This was the last of 251 shipments. But let’s back up a bit.
When the Soviet Union collapsed in the early ‘90s, there was a real danger that their huge stockpile of nuclear weapons might fall into the wrong hands. Enter Thomas Neff, a physicist at MIT. He suggested that the U.S. buy the uranium after the weapon grade material was diluted from 90 percent to about 5 percent by the Russians. This uranium could then be used as fuel for electric utility nuclear reactors in the U.S. Thus was born the “Megatons to Megawatts” program (see circular emblem).
The unilateral arms reductions between Moscow and Washington left thousands of nuclear bombs in Russia’s poorly guarded bunkers. Under this program, about 20,000 Russian nuclear bombs were dismantled and processed and the fuel shipped to the U.S. The Russians needed cash, and America needed cheap power, and this $17 billion business arrangement was a win-win.
Enough energy was contained in these 15,432 tons of fissile material to provide electric power to all 20,000 cities and 115 million households in the U.S. for about two years (N.Y. Times, January 28, 2014).

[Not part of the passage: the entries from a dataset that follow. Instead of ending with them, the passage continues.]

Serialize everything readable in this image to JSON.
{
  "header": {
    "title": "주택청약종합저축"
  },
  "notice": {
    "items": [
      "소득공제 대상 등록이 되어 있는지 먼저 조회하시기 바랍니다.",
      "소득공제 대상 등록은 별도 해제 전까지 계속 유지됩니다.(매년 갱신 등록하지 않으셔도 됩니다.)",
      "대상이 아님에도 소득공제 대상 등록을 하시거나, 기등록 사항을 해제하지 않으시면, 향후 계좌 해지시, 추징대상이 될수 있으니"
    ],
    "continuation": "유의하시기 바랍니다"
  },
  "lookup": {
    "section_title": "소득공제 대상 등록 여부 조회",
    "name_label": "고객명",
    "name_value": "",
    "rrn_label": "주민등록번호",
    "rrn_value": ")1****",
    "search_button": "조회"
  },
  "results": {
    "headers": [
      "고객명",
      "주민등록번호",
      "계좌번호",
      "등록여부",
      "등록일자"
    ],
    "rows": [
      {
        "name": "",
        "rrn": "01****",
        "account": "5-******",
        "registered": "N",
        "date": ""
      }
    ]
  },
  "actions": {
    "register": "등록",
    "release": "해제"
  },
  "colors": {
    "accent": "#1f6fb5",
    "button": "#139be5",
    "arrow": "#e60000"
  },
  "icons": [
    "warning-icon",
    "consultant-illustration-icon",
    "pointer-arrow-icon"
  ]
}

One can get several levels of meaning from this program: a) the destruction of 20,000 nuclear warheads implies that a large number must remain, are still deployed and have enormous power for destruction; b) that this fuel came at a reasonable cost and helped stabilize bilateral relations; and c) the fact that 15,432 tons of nuclear material could provide all of the electrical energy needs for the United States for two years.
There is a direct and measurable heat energy connection between an atomic bomb explosion and the “heat” produced by elevated levels of carbon dioxide in our atmosphere. Scientists can readily calculate the amount of heat energy released by a Hiroshima-size atomic bomb, and also calculate the amount of “extra” heat absorbed by the 400 parts per million (ppm) of carbon dioxide in the atmosphere.